## Exercise brief:
Pull every line containing "Translation" from the entries.

Top of Data

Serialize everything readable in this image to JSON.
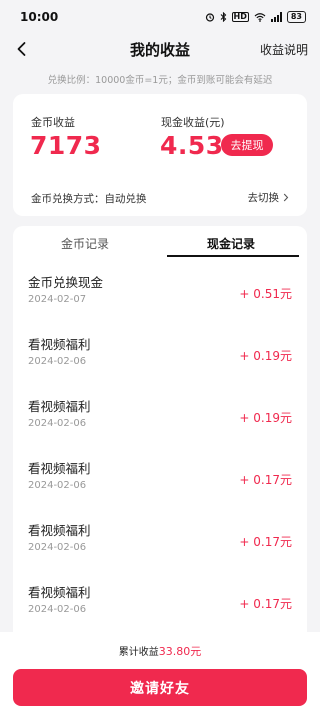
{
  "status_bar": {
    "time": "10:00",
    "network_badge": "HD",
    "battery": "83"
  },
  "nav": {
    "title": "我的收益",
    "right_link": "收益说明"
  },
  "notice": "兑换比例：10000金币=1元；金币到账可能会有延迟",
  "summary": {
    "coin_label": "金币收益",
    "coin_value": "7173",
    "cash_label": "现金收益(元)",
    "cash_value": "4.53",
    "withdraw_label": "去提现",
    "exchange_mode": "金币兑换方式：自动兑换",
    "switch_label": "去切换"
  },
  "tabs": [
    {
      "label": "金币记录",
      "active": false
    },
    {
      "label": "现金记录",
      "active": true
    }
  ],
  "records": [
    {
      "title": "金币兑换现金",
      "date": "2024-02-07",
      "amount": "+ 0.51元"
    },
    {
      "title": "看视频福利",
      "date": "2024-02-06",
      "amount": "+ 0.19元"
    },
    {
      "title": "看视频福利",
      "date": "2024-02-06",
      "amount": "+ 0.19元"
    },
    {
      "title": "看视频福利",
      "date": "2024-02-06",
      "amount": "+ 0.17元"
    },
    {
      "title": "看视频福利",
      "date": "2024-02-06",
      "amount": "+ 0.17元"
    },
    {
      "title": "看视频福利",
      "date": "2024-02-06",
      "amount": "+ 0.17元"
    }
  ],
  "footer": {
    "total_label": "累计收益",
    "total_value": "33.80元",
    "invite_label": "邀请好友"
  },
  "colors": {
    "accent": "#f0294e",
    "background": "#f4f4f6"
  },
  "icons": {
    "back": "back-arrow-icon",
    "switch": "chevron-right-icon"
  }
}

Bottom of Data
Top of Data

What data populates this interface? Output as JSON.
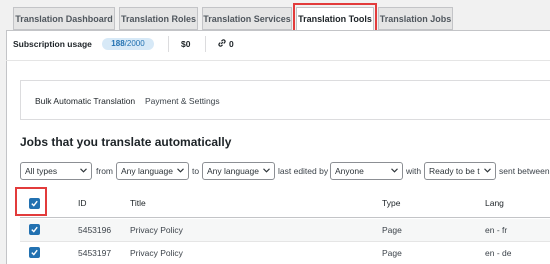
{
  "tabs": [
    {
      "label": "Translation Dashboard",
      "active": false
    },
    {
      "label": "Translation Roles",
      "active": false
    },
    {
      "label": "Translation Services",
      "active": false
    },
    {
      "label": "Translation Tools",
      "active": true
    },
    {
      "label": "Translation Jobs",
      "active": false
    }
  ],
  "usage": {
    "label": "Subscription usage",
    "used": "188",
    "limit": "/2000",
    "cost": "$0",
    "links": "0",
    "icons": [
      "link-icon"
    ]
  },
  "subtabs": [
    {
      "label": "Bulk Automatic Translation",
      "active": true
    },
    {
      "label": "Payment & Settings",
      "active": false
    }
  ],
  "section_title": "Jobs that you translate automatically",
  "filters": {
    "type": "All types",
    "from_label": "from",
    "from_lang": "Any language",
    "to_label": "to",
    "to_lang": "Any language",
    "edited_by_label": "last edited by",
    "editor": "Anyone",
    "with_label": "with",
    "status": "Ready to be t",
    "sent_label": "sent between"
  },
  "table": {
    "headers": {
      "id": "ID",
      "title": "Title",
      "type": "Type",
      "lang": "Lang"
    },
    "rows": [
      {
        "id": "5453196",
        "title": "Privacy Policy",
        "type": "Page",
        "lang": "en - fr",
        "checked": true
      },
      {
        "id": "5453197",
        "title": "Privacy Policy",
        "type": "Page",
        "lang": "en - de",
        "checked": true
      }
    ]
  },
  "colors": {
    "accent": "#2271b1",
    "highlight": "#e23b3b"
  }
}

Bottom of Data
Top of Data

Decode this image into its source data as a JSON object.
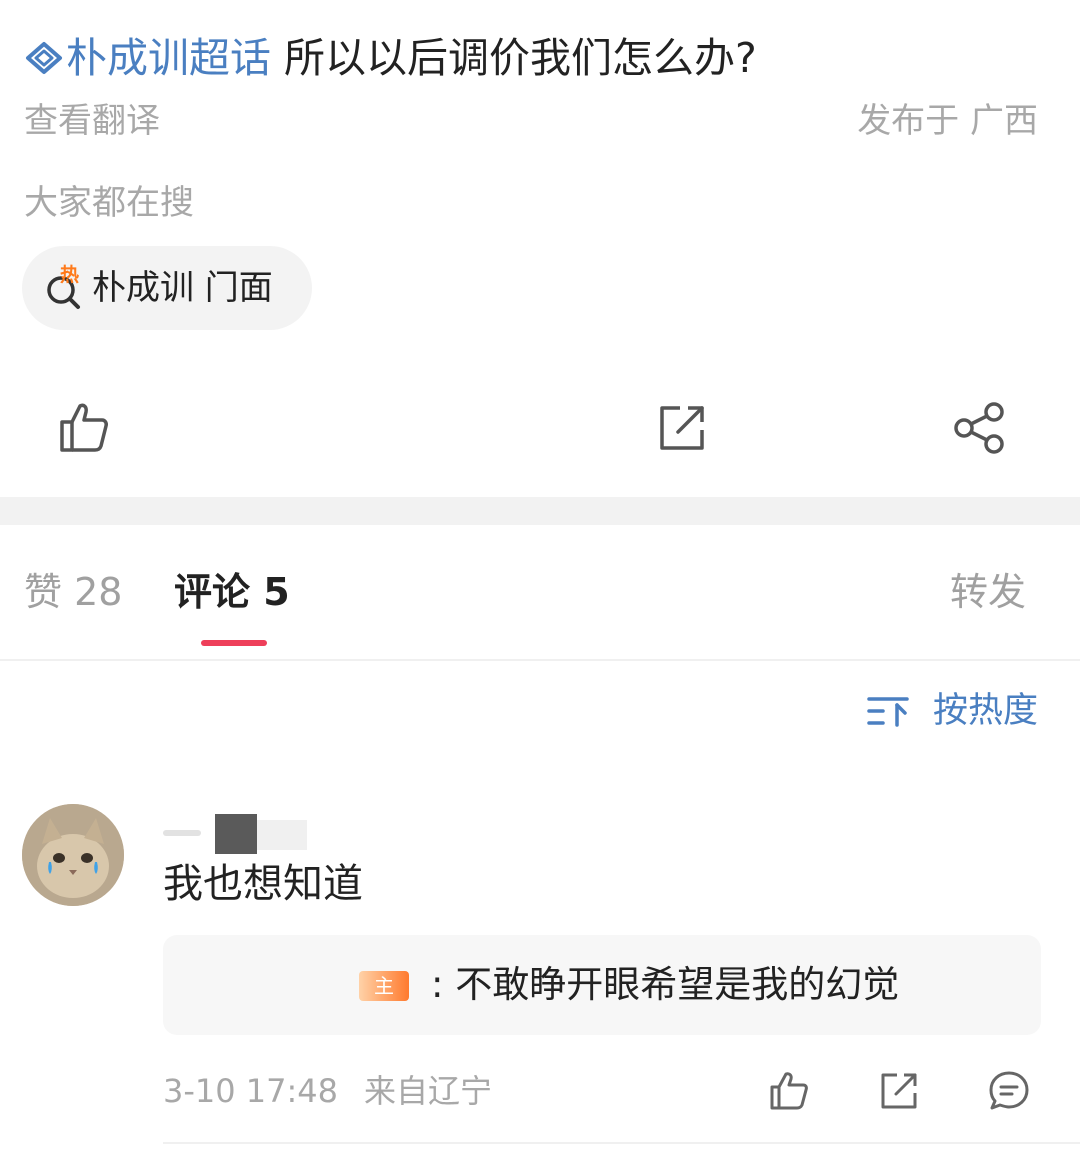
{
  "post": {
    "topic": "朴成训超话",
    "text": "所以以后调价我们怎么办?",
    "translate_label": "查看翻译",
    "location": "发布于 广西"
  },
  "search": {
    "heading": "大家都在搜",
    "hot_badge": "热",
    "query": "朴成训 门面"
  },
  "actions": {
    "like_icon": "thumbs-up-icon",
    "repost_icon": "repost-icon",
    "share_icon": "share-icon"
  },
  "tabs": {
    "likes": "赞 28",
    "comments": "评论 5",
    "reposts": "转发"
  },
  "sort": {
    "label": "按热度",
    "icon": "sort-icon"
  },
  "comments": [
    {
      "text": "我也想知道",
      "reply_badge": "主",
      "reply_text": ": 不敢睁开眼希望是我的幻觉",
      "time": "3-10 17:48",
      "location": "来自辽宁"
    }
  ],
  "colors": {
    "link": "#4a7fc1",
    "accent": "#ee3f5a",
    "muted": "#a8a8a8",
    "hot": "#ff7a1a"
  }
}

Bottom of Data

## Result:
      "label": "Translation Dashboard",
      "label": "Translation Roles",
      "label": "Translation Services",
      "label": "Translation Tools",
      "label": "Translation Jobs",
      "label": "Bulk Automatic Translation",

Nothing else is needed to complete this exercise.